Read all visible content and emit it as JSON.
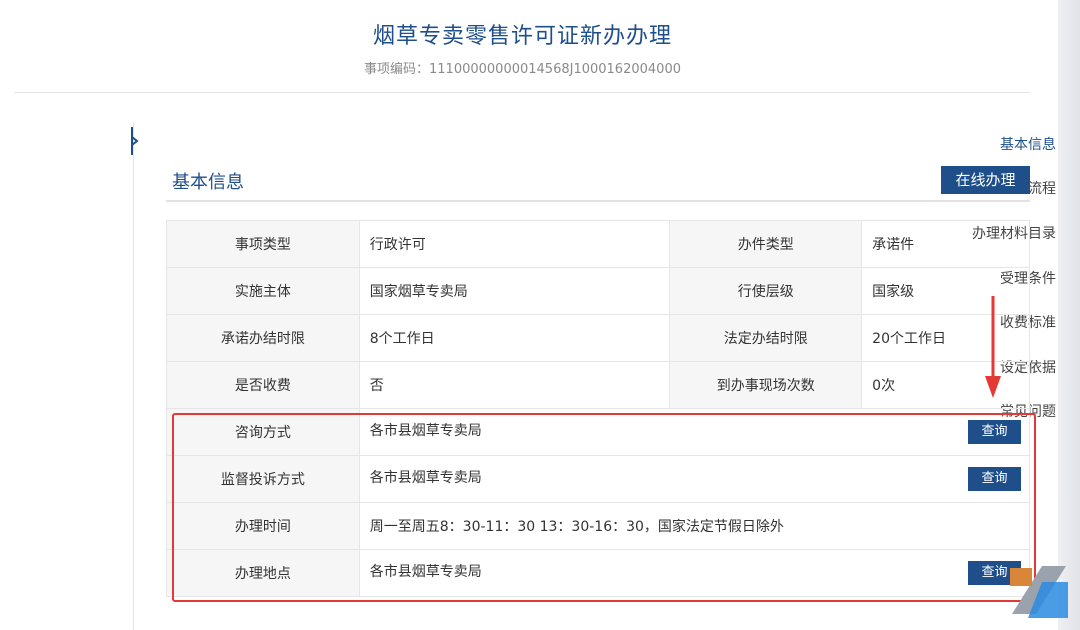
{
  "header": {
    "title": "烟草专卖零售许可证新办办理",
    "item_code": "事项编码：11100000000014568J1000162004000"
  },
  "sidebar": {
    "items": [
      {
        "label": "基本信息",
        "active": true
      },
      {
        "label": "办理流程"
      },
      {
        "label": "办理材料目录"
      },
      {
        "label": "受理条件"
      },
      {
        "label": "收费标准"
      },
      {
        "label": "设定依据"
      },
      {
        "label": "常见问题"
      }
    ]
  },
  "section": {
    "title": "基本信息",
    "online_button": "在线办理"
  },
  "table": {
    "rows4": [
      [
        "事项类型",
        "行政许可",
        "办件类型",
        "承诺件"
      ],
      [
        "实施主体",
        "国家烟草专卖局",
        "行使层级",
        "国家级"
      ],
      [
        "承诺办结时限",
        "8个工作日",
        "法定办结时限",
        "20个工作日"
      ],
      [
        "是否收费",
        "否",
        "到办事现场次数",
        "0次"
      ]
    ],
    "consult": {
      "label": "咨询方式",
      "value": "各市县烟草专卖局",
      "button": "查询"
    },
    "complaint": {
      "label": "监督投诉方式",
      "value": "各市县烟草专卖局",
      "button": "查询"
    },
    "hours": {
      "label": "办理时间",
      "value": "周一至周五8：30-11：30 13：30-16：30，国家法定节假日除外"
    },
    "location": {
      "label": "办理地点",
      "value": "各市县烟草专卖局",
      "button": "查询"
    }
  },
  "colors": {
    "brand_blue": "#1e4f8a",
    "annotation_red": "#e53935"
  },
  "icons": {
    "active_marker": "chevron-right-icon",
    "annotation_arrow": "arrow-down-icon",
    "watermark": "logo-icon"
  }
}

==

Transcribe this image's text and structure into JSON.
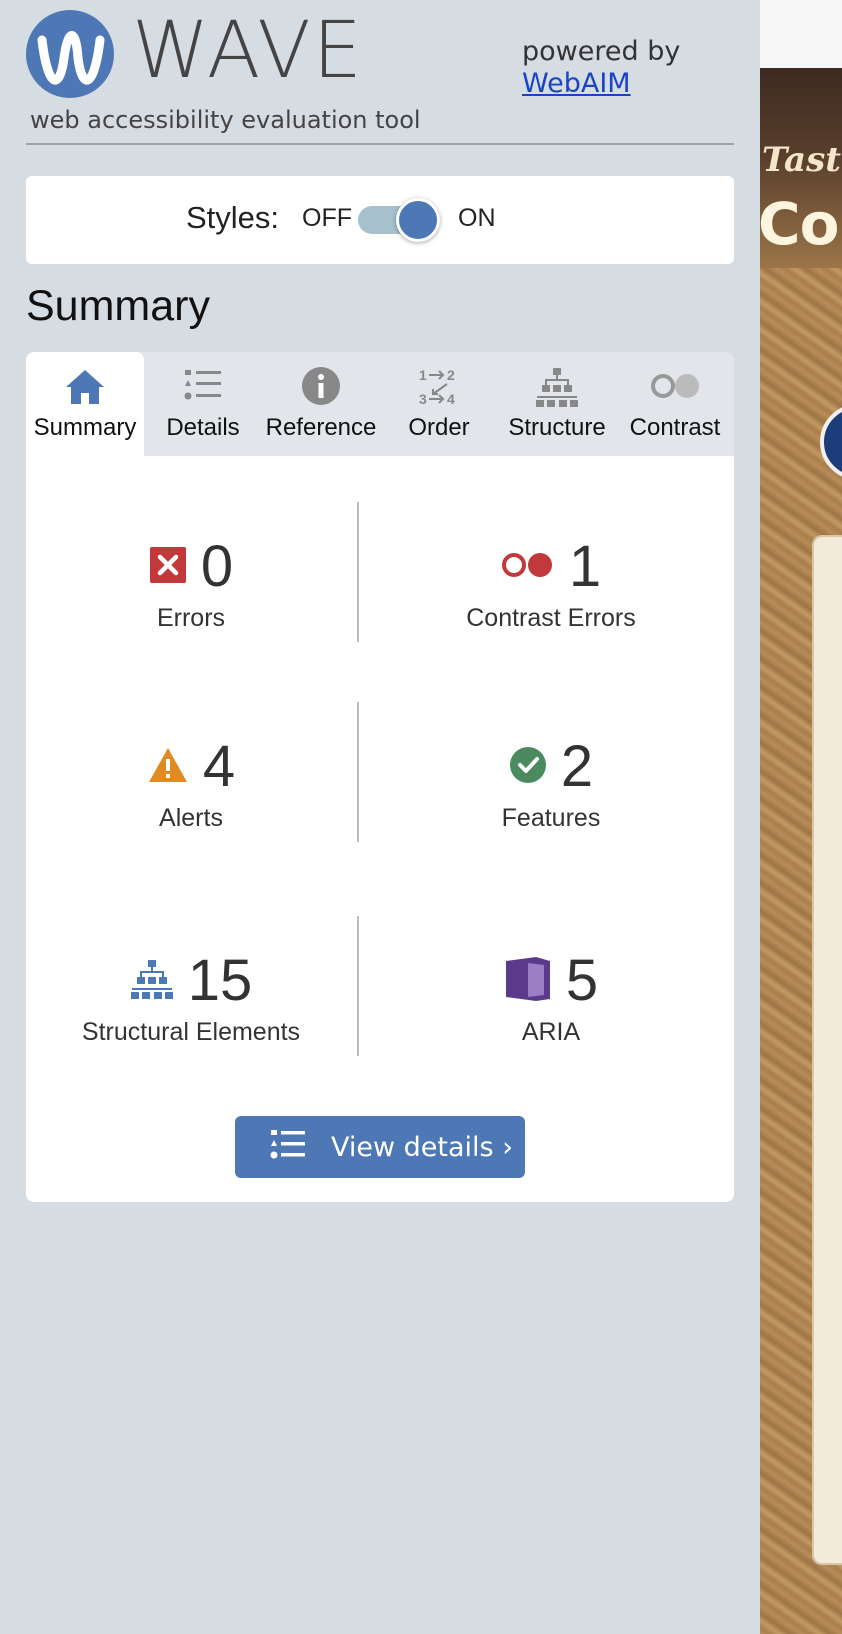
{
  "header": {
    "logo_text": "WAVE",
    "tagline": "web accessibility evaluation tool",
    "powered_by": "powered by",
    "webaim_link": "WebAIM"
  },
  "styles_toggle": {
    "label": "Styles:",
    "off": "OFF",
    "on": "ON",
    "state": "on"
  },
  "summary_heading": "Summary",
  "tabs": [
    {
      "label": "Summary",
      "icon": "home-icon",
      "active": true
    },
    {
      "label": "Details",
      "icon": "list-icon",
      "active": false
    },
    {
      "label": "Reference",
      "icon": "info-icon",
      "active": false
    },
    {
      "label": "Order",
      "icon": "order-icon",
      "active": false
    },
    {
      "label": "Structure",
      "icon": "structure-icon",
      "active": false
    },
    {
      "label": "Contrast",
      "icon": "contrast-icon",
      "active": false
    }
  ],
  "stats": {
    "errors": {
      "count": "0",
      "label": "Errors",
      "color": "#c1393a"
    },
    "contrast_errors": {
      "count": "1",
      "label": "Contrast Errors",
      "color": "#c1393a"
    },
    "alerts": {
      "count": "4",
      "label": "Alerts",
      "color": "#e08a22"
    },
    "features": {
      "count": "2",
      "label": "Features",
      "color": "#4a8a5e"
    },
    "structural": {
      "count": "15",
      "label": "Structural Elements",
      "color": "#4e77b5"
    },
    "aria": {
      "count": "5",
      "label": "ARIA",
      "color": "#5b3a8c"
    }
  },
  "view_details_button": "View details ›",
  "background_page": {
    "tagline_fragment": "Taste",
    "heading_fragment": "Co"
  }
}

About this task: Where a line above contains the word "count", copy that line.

Answer for this exercise:
      "count": "0",
      "count": "1",
      "count": "4",
      "count": "2",
      "count": "15",
      "count": "5",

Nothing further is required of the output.